Building Better Birdhouses and Backyard Habitats
Birds are a part of nature that have become so common and accepted that you may not even consciously notice them… until they aren’t there. Indeed, that’s an effective suspense-creating technique in writing and movie-making: Nothing makes a place eerily ‘too quiet’ like the absence of birds in the background!
On the other end of the spectrum, few things are as comforting as the presence of birds. Their songs, their beautiful colors, their effortless grace with flight, even their inquisitive eyes if you happen to catch ‘a moment’ with one amidst the hustle and bustle of daily life – everything about them is delicate beauty.
But just like humans need shelter from the elements, birds need a place of protection against the cold, rain, and those other predatory birds who seek to threaten their families and disrupt their lives in general.
And the best part is that your own backyard is a wonderful place to foster and observe the life cycle of birds by building a backyard bird habitat.
Building for the Future
I’d like to amend my last statement: The best part is that you can use the activity of building a birdhouse to spend time with your kids and teach them about the importance of caring for these delightful little creatures!
You can get everything you need to build your birdhouse from your local home improvement store and here are some tips to keep in mind:

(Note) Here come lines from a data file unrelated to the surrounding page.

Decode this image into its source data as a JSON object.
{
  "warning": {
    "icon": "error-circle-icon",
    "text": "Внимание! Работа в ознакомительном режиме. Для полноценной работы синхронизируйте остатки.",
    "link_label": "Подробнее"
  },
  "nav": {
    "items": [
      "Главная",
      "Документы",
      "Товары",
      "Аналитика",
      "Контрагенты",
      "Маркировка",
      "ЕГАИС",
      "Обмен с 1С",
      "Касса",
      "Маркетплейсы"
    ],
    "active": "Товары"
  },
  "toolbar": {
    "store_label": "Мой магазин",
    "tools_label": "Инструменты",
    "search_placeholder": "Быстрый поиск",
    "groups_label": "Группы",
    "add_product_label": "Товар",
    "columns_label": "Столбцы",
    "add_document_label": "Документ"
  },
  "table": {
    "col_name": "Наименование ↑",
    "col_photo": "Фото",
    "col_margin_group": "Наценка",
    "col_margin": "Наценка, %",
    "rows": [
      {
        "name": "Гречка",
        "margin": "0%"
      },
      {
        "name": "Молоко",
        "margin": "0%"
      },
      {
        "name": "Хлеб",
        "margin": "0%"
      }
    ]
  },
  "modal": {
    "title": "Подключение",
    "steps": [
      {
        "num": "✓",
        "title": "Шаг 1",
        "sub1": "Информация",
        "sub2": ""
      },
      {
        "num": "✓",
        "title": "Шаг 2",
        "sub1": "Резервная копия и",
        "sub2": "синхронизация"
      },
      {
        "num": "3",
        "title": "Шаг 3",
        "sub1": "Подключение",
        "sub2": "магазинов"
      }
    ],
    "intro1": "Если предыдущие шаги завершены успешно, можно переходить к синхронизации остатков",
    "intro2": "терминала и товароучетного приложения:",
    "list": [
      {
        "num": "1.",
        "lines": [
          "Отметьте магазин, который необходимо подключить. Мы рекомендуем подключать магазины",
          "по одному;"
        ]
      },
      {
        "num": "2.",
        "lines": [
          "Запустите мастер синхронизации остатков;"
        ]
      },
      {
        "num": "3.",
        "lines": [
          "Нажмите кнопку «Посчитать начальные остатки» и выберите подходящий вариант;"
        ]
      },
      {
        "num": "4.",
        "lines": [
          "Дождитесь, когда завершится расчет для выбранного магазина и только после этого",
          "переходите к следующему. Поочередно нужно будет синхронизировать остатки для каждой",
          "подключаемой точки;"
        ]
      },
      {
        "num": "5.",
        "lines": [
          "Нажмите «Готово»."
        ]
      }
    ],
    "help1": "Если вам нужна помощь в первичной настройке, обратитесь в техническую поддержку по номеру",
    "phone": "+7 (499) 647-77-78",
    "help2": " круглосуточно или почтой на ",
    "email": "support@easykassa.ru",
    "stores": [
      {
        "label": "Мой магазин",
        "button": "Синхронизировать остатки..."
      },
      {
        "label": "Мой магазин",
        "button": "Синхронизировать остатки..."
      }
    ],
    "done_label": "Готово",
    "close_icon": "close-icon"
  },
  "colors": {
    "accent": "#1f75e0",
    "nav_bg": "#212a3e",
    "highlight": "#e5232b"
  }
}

- Untreated wood is the best construction material for birdhouses and although you can make houses and nesting boxes out of reclaimed lumber and tree sections, 3/4-inch plywood is a great option.
- Galvanized nails, screws and hinges are great because they will not rust.
- Be aware of entrance hole size! This is especially important for allowing the ‘tenants’ to get in and keeping predatory birds out.
- Although you can decorate your house however you like, keeping a more neutral palette and natural appearance will help to conceal your new inhabitants from predators and pests.
- Along those lines, if you are just beginning your backyard birding adventures, a house mounted to a tree provides the best chance that cavity-dwelling birds will utilize it and are preferred over free swinging houses.
- Don’t forget the ‘food’ when providing the ‘shelter’ because bird feeders are not only a great resource for the hungry birds but they are also a source of endless entertainment for you and your kids as you watch the dynamics of different birds coming together and interacting over a meal!
For specifics on local species and related birdhouse and entrance hole size requirements, check out this great resource from the Audubon Society of Portland: http://audubonportland.org/sanctuaries/nestbox.
Here are some of the typical species of Portland birds you are likely to be able to attract with your backyard habitat.
The house finch is a backyard staple in the Pacific Northwest and brings a pop of vibrant color and energy to your community feeder.
These spunky little birds with long curved bills will happily inhabit nest boxes that are placed closer to the ground (lower than 7 feet high) and although they typically feast on insects in the brush, they love a bite of suet from a feeder, provided it’s not too far out in the open.
Perhaps the ‘darlings’ of the backyard, chickadees are favorites due to their lack of inhibition around humans, curious nature and move-in ready attitude when presented with bird feeders, houses and nest boxes.
Bird Call to Action
Indeed, the backyard has become such a prevalent place to watch birds that there is even an event dedicated to their honor! For four days in February, you can contribute to the wealth of knowledge used by scientists and conservationists in keeping track of an area’s bird numbers by participating in the ‘Great Backyard Bird Count’ (the ‘GBBC’).
2013 marked the first-ever global GBBC, drawing participation from 111 countries and tallying contributions from every continent on the planet. You can participate in this year’s ‘snapshot bird census’ by devoting only 15 minutes on one or more days between February 14 and February 17 and keeping track of the number of individual birds of each species that you see.
For more information on the GBBC in Portland, visit the Audubon Society of Portland’s information page, available at
What kind of birdhouse are you going to build and what types of birds are you hoping to attract with your backyard bird habitat?